Set down each record exactly as written.

··········

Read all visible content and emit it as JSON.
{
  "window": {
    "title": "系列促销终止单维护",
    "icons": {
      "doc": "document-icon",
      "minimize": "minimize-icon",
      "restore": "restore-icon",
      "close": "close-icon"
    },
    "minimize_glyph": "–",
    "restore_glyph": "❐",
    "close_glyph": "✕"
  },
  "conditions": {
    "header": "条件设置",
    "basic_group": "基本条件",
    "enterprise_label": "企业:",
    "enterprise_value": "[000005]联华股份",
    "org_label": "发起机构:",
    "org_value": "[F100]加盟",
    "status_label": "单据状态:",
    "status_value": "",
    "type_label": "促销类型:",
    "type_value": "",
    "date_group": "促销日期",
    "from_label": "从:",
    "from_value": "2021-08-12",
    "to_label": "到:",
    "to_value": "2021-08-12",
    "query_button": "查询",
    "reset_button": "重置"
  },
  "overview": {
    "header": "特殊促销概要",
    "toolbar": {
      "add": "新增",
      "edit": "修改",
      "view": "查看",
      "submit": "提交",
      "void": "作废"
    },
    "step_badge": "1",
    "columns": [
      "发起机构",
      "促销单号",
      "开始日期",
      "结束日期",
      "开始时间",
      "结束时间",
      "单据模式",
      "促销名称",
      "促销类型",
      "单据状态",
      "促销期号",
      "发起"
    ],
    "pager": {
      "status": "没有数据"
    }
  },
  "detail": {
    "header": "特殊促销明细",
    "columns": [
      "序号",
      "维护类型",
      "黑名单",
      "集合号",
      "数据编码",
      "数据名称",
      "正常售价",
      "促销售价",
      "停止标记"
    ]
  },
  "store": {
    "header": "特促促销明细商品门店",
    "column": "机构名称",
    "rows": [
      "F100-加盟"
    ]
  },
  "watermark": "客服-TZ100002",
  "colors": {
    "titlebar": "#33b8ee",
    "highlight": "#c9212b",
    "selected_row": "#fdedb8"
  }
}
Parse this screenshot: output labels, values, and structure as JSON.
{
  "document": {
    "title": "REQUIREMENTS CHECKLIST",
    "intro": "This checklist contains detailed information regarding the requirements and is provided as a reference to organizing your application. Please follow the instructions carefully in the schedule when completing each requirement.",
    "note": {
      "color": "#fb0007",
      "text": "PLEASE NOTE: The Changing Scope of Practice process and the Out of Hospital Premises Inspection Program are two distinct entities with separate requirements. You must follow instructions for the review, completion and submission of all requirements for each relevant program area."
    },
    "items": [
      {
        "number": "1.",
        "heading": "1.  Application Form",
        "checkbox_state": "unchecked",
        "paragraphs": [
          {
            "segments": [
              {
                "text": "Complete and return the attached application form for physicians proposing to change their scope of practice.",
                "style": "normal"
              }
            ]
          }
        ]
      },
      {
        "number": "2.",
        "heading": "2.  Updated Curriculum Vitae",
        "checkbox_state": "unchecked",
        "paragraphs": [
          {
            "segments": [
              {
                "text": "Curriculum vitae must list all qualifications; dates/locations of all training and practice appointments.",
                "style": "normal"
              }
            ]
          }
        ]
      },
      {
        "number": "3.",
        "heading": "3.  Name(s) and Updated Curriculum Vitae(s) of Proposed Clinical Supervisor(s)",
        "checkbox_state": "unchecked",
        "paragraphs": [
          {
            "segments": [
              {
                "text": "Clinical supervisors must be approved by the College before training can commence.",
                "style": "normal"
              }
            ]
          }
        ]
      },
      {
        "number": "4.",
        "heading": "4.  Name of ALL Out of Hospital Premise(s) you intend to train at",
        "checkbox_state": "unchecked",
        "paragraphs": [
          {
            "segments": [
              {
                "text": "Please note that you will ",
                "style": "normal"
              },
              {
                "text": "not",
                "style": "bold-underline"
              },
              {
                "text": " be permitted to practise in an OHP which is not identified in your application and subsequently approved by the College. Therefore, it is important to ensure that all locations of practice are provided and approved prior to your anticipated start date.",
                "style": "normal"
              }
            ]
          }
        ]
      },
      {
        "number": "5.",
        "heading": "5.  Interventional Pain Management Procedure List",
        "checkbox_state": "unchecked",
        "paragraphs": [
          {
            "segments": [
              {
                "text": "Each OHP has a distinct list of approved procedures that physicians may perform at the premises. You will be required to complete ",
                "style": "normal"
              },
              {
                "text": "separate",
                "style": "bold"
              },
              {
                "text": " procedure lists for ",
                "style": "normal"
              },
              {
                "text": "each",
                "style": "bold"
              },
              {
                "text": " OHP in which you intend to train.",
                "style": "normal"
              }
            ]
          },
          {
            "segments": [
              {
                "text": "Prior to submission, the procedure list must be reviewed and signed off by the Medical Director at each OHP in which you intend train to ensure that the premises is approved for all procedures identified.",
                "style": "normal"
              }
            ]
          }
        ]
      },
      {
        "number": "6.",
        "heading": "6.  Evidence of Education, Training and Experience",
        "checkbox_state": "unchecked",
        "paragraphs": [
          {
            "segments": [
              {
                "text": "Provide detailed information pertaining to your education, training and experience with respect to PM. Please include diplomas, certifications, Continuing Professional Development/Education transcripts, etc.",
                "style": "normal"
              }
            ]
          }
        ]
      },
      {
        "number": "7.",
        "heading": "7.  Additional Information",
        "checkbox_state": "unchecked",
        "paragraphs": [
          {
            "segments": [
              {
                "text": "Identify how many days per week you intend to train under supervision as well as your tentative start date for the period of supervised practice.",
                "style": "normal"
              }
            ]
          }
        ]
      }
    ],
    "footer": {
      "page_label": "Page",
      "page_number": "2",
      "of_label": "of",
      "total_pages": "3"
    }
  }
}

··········

■ Answer area
Read all visible content and emit it as JSON.
{
  "window": {
    "title": "系列促销终止单维护",
    "icons": {
      "doc": "document-icon",
      "minimize": "minimize-icon",
      "restore": "restore-icon",
      "close": "close-icon"
    },
    "minimize_glyph": "–",
    "restore_glyph": "❐",
    "close_glyph": "✕"
  },
  "conditions": {
    "header": "条件设置",
    "basic_group": "基本条件",
    "enterprise_label": "企业:",
    "enterprise_value": "[000005]联华股份",
    "org_label": "发起机构:",
    "org_value": "[F100]加盟",
    "status_label": "单据状态:",
    "status_value": "",
    "type_label": "促销类型:",
    "type_value": "",
    "date_group": "促销日期",
    "from_label": "从:",
    "from_value": "2021-08-12",
    "to_label": "到:",
    "to_value": "2021-08-12",
    "query_button": "查询",
    "reset_button": "重置"
  },
  "overview": {
    "header": "特殊促销概要",
    "toolbar": {
      "add": "新增",
      "edit": "修改",
      "view": "查看",
      "submit": "提交",
      "void": "作废"
    },
    "step_badge": "1",
    "columns": [
      "发起机构",
      "促销单号",
      "开始日期",
      "结束日期",
      "开始时间",
      "结束时间",
      "单据模式",
      "促销名称",
      "促销类型",
      "单据状态",
      "促销期号",
      "发起"
    ],
    "pager": {
      "status": "没有数据"
    }
  },
  "detail": {
    "header": "特殊促销明细",
    "columns": [
      "序号",
      "维护类型",
      "黑名单",
      "集合号",
      "数据编码",
      "数据名称",
      "正常售价",
      "促销售价",
      "停止标记"
    ]
  },
  "store": {
    "header": "特促促销明细商品门店",
    "column": "机构名称",
    "rows": [
      "F100-加盟"
    ]
  },
  "watermark": "客服-TZ100002",
  "colors": {
    "titlebar": "#33b8ee",
    "highlight": "#c9212b",
    "selected_row": "#fdedb8"
  }
}
Parse this screenshot: output labels, values, and structure as JSON.
{
  "document": {
    "title": "REQUIREMENTS CHECKLIST",
    "intro": "This checklist contains detailed information regarding the requirements and is provided as a reference to organizing your application. Please follow the instructions carefully in the schedule when completing each requirement.",
    "note": {
      "color": "#fb0007",
      "text": "PLEASE NOTE: The Changing Scope of Practice process and the Out of Hospital Premises Inspection Program are two distinct entities with separate requirements. You must follow instructions for the review, completion and submission of all requirements for each relevant program area."
    },
    "items": [
      {
        "number": "1.",
        "heading": "1.  Application Form",
        "checkbox_state": "unchecked",
        "paragraphs": [
          {
            "segments": [
              {
                "text": "Complete and return the attached application form for physicians proposing to change their scope of practice.",
                "style": "normal"
              }
            ]
          }
        ]
      },
      {
        "number": "2.",
        "heading": "2.  Updated Curriculum Vitae",
        "checkbox_state": "unchecked",
        "paragraphs": [
          {
            "segments": [
              {
                "text": "Curriculum vitae must list all qualifications; dates/locations of all training and practice appointments.",
                "style": "normal"
              }
            ]
          }
        ]
      },
      {
        "number": "3.",
        "heading": "3.  Name(s) and Updated Curriculum Vitae(s) of Proposed Clinical Supervisor(s)",
        "checkbox_state": "unchecked",
        "paragraphs": [
          {
            "segments": [
              {
                "text": "Clinical supervisors must be approved by the College before training can commence.",
                "style": "normal"
              }
            ]
          }
        ]
      },
      {
        "number": "4.",
        "heading": "4.  Name of ALL Out of Hospital Premise(s) you intend to train at",
        "checkbox_state": "unchecked",
        "paragraphs": [
          {
            "segments": [
              {
                "text": "Please note that you will ",
                "style": "normal"
              },
              {
                "text": "not",
                "style": "bold-underline"
              },
              {
                "text": " be permitted to practise in an OHP which is not identified in your application and subsequently approved by the College. Therefore, it is important to ensure that all locations of practice are provided and approved prior to your anticipated start date.",
                "style": "normal"
              }
            ]
          }
        ]
      },
      {
        "number": "5.",
        "heading": "5.  Interventional Pain Management Procedure List",
        "checkbox_state": "unchecked",
        "paragraphs": [
          {
            "segments": [
              {
                "text": "Each OHP has a distinct list of approved procedures that physicians may perform at the premises. You will be required to complete ",
                "style": "normal"
              },
              {
                "text": "separate",
                "style": "bold"
              },
              {
                "text": " procedure lists for ",
                "style": "normal"
              },
              {
                "text": "each",
                "style": "bold"
              },
              {
                "text": " OHP in which you intend to train.",
                "style": "normal"
              }
            ]
          },
          {
            "segments": [
              {
                "text": "Prior to submission, the procedure list must be reviewed and signed off by the Medical Director at each OHP in which you intend train to ensure that the premises is approved for all procedures identified.",
                "style": "normal"
              }
            ]
          }
        ]
      },
      {
        "number": "6.",
        "heading": "6.  Evidence of Education, Training and Experience",
        "checkbox_state": "unchecked",
        "paragraphs": [
          {
            "segments": [
              {
                "text": "Provide detailed information pertaining to your education, training and experience with respect to PM. Please include diplomas, certifications, Continuing Professional Development/Education transcripts, etc.",
                "style": "normal"
              }
            ]
          }
        ]
      },
      {
        "number": "7.",
        "heading": "7.  Additional Information",
        "checkbox_state": "unchecked",
        "paragraphs": [
          {
            "segments": [
              {
                "text": "Identify how many days per week you intend to train under supervision as well as your tentative start date for the period of supervised practice.",
                "style": "normal"
              }
            ]
          }
        ]
      }
    ],
    "footer": {
      "page_label": "Page",
      "page_number": "2",
      "of_label": "of",
      "total_pages": "3"
    }
  }
}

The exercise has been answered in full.